▸ **What the task asks**
Pull every line that includes the word "kayu" out of the data below and copy it.

▸ **Data excerpts**
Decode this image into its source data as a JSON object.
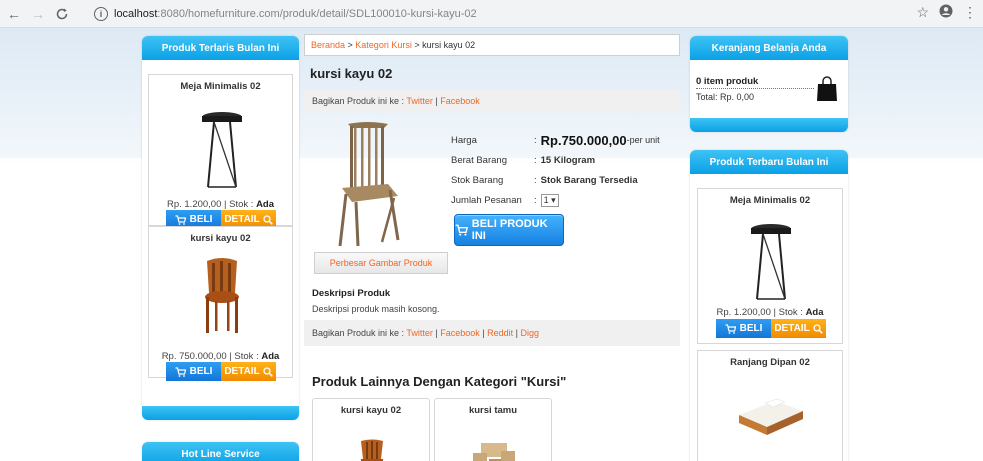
{
  "browser": {
    "back": "←",
    "forward": "→",
    "reload": "C",
    "info": "i",
    "url_host": "localhost",
    "url_path": ":8080/homefurniture.com/produk/detail/SDL100010-kursi-kayu-02",
    "star": "☆",
    "profile": "●",
    "menu": "⋮"
  },
  "left": {
    "best_title": "Produk Terlaris Bulan Ini",
    "products": [
      {
        "name": "Meja Minimalis 02",
        "price": "Rp. 1.200,00",
        "stock_label": "| Stok :",
        "stock": "Ada",
        "beli": "BELI",
        "detail": "DETAIL"
      },
      {
        "name": "kursi kayu 02",
        "price": "Rp. 750.000,00",
        "stock_label": "| Stok :",
        "stock": "Ada",
        "beli": "BELI",
        "detail": "DETAIL"
      }
    ],
    "hotline_title": "Hot Line Service"
  },
  "main": {
    "breadcrumb": {
      "home": "Beranda",
      "sep1": " > ",
      "category": "Kategori Kursi",
      "sep2": " > ",
      "current": "kursi kayu 02"
    },
    "title": "kursi kayu 02",
    "share_top": {
      "label": "Bagikan Produk ini ke : ",
      "twitter": "Twitter",
      "sep": " | ",
      "facebook": "Facebook"
    },
    "info": {
      "price_label": "Harga",
      "price_value": "Rp.750.000,00",
      "price_unit": " -per unit",
      "weight_label": "Berat Barang",
      "weight_value": "15 Kilogram",
      "stock_label": "Stok Barang",
      "stock_value": "Stok Barang Tersedia",
      "qty_label": "Jumlah Pesanan",
      "qty_value": "1 ▾",
      "colon": ":"
    },
    "buy_button": "BELI PRODUK INI",
    "zoom_button": "Perbesar Gambar Produk",
    "desc_title": "Deskripsi Produk",
    "desc_text": "Deskripsi produk masih kosong.",
    "share_bottom": {
      "label": "Bagikan Produk ini ke : ",
      "twitter": "Twitter",
      "facebook": "Facebook",
      "reddit": "Reddit",
      "digg": "Digg",
      "sep": " | "
    },
    "other_title": "Produk Lainnya Dengan Kategori \"Kursi\"",
    "other_products": [
      {
        "name": "kursi kayu 02"
      },
      {
        "name": "kursi tamu"
      }
    ]
  },
  "right": {
    "cart_title": "Keranjang Belanja Anda",
    "cart_items": "0 item produk",
    "cart_total": "Total: Rp. 0,00",
    "new_title": "Produk Terbaru Bulan Ini",
    "products": [
      {
        "name": "Meja Minimalis 02",
        "price": "Rp. 1.200,00",
        "stock_label": "| Stok :",
        "stock": "Ada",
        "beli": "BELI",
        "detail": "DETAIL"
      },
      {
        "name": "Ranjang Dipan 02"
      }
    ]
  },
  "colors": {
    "accent_blue": "#0aa0e6",
    "link_orange": "#f26522",
    "detail_orange": "#f08a00",
    "beli_blue": "#1376d8"
  }
}
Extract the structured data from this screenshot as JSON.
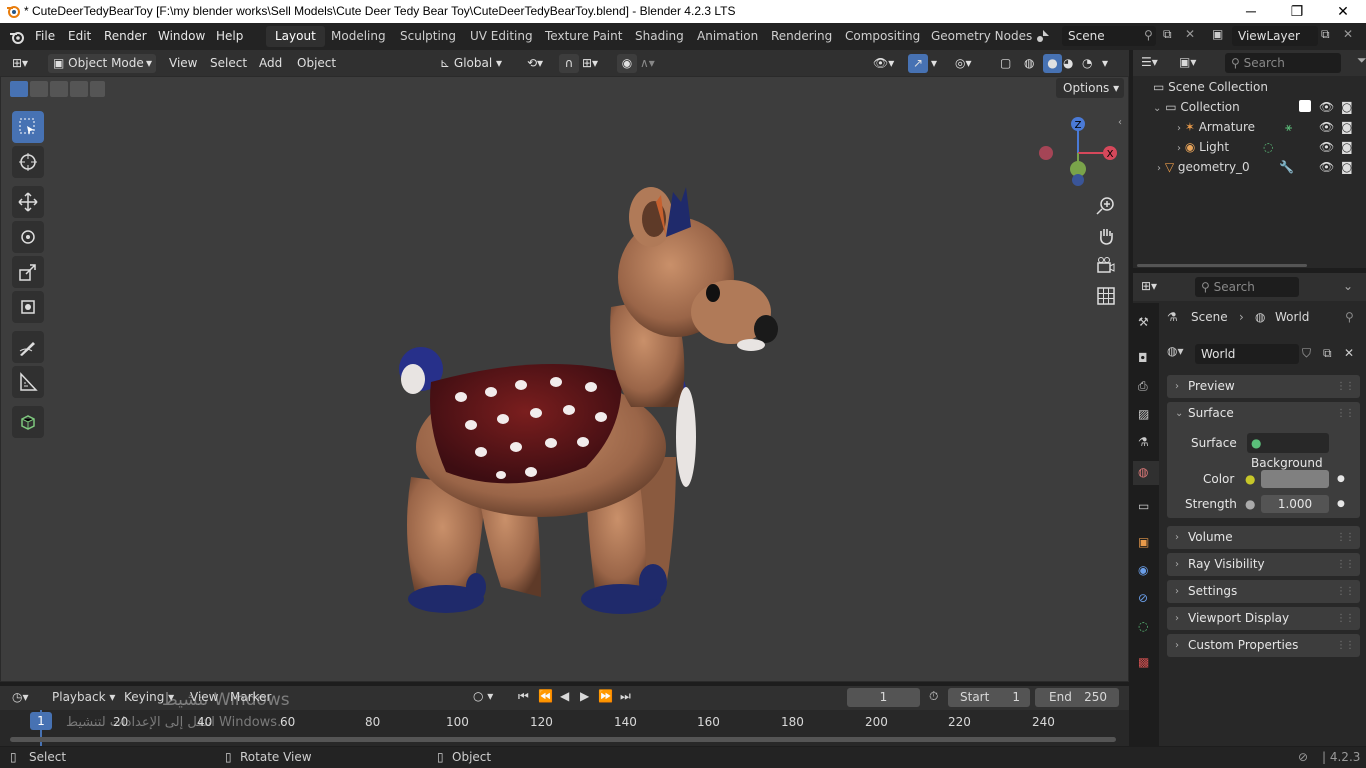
{
  "window": {
    "title": "* CuteDeerTedyBearToy [F:\\my blender works\\Sell Models\\Cute Deer Tedy Bear Toy\\CuteDeerTedyBearToy.blend] - Blender 4.2.3 LTS",
    "minimize": "─",
    "maximize": "❐",
    "close": "✕"
  },
  "menu": [
    "File",
    "Edit",
    "Render",
    "Window",
    "Help"
  ],
  "workspaces": [
    "Layout",
    "Modeling",
    "Sculpting",
    "UV Editing",
    "Texture Paint",
    "Shading",
    "Animation",
    "Rendering",
    "Compositing",
    "Geometry Nodes"
  ],
  "active_workspace": "Layout",
  "scene": {
    "name": "Scene",
    "view_layer": "ViewLayer"
  },
  "viewport_header": {
    "mode": "Object Mode",
    "menus": [
      "View",
      "Select",
      "Add",
      "Object"
    ],
    "orientation": "Global",
    "options": "Options"
  },
  "gizmo": {
    "x": "X",
    "y": "Y",
    "z": "Z"
  },
  "outliner": {
    "search_placeholder": "Search",
    "items": [
      {
        "label": "Scene Collection",
        "icon": "scene-collection-icon"
      },
      {
        "label": "Collection",
        "icon": "collection-icon"
      },
      {
        "label": "Armature",
        "icon": "armature-icon"
      },
      {
        "label": "Light",
        "icon": "light-icon"
      },
      {
        "label": "geometry_0",
        "icon": "mesh-icon"
      }
    ]
  },
  "properties": {
    "search_placeholder": "Search",
    "breadcrumb": [
      "Scene",
      "World"
    ],
    "world_name": "World",
    "panels": {
      "preview": "Preview",
      "surface": "Surface",
      "volume": "Volume",
      "ray_visibility": "Ray Visibility",
      "settings": "Settings",
      "viewport_display": "Viewport Display",
      "custom_properties": "Custom Properties"
    },
    "surface_label": "Surface",
    "surface_value": "Background",
    "color_label": "Color",
    "color_value": "#808080",
    "strength_label": "Strength",
    "strength_value": "1.000"
  },
  "timeline": {
    "menus": [
      "Playback",
      "Keying",
      "View",
      "Marker"
    ],
    "current_frame": "1",
    "start_label": "Start",
    "start": "1",
    "end_label": "End",
    "end": "250",
    "ticks": [
      "20",
      "40",
      "60",
      "80",
      "100",
      "120",
      "140",
      "160",
      "180",
      "200",
      "220",
      "240"
    ],
    "playhead": "1"
  },
  "statusbar": {
    "items": [
      "Select",
      "Rotate View",
      "Object"
    ],
    "version": "4.2.3"
  },
  "watermark": {
    "line1": "تنشيط Windows",
    "line2": "انتقل إلى الإعدادات لتنشيط Windows."
  }
}
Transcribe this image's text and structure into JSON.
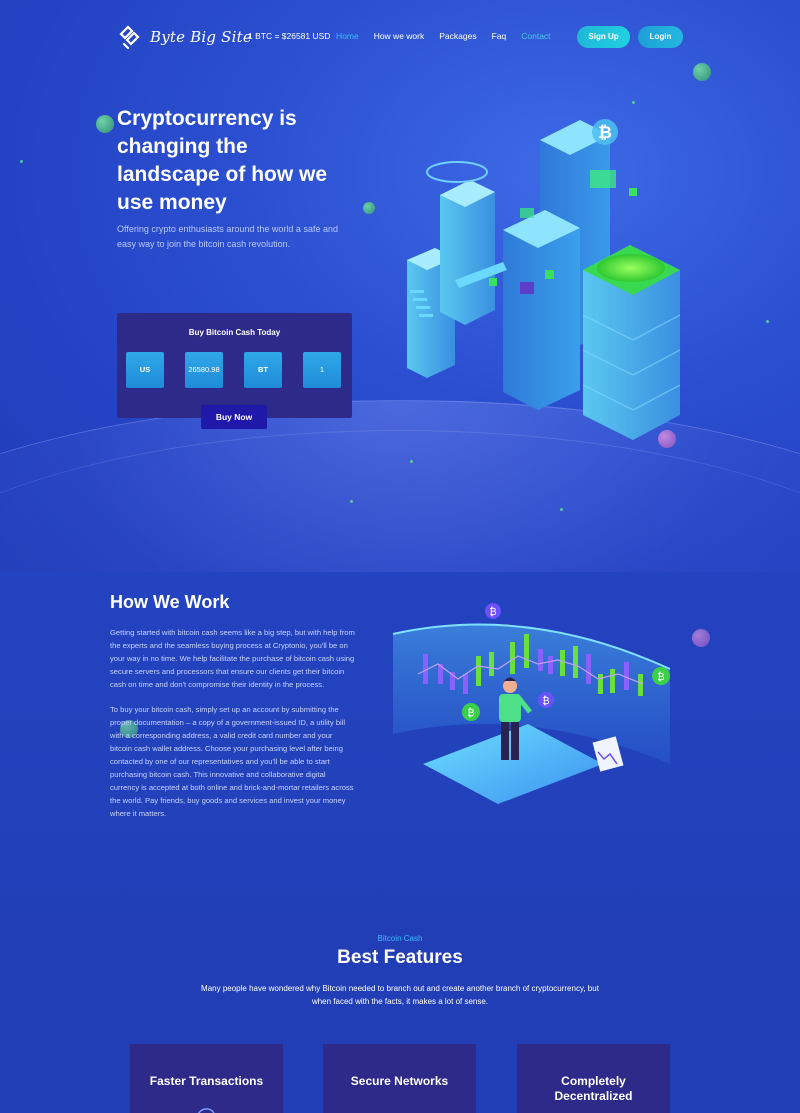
{
  "brand": {
    "name": "Byte Big Site"
  },
  "ticker": {
    "price": "1 BTC = $26581 USD"
  },
  "nav": {
    "items": [
      {
        "label": "Home",
        "state": "active"
      },
      {
        "label": "How we work",
        "state": "normal"
      },
      {
        "label": "Packages",
        "state": "normal"
      },
      {
        "label": "Faq",
        "state": "normal"
      },
      {
        "label": "Contact",
        "state": "muted"
      }
    ],
    "signup_label": "Sign Up",
    "login_label": "Login"
  },
  "hero": {
    "title": "Cryptocurrency is changing the landscape of how we use money",
    "subtitle": "Offering crypto enthusiasts around the world a safe and easy way to join the bitcoin cash revolution."
  },
  "buy_widget": {
    "title": "Buy Bitcoin Cash Today",
    "currency": "US",
    "amount": "26580.98",
    "coin": "BT",
    "quantity": "1",
    "button_label": "Buy Now"
  },
  "how_we_work": {
    "title": "How We Work",
    "paragraph_1": "Getting started with bitcoin cash seems like a big step, but with help from the experts and the seamless buying process at Cryptonio, you'll be on your way in no time. We help facilitate the purchase of bitcoin cash using secure servers and processors that ensure our clients get their bitcoin cash on time and don't compromise their identity in the process.",
    "paragraph_2": "To buy your bitcoin cash, simply set up an account by submitting the proper documentation – a copy of a government-issued ID, a utility bill with a corresponding address, a valid credit card number and your bitcoin cash wallet address. Choose your purchasing level after being contacted by one of our representatives and you'll be able to start purchasing bitcoin cash. This innovative and collaborative digital currency is accepted at both online and brick-and-mortar retailers across the world. Pay friends, buy goods and services and invest your money where it matters."
  },
  "features": {
    "kicker": "Bitcoin Cash",
    "title": "Best Features",
    "subtitle": "Many people have wondered why Bitcoin needed to branch out and create another branch of cryptocurrency, but when faced with the facts, it makes a lot of sense.",
    "cards": [
      {
        "title": "Faster Transactions"
      },
      {
        "title": "Secure Networks"
      },
      {
        "title": "Completely Decentralized"
      }
    ]
  },
  "colors": {
    "accent": "#3fb8ff",
    "background": "#2443c4",
    "card": "#2d2a8a",
    "button_cyan": "#22d0e0",
    "green": "#63e0a0"
  },
  "icons": [
    "logo-icon",
    "bitcoin-icon",
    "transaction-icon",
    "network-icon"
  ]
}
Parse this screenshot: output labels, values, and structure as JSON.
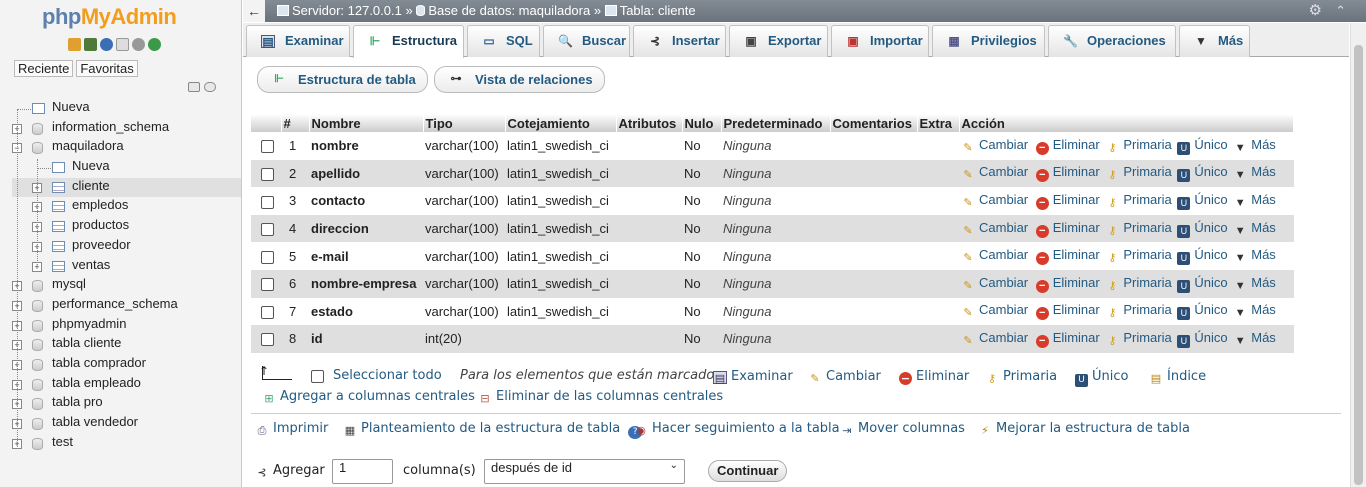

▸ **Output for this task**
    "url_path": ":8080/homefurniture.com/produk/detail/SDL100010-kursi-kayu-02",
        "name": "kursi kayu 02",
      "current": "kursi kayu 02"
    "title": "kursi kayu 02",
        "name": "kursi kayu 02"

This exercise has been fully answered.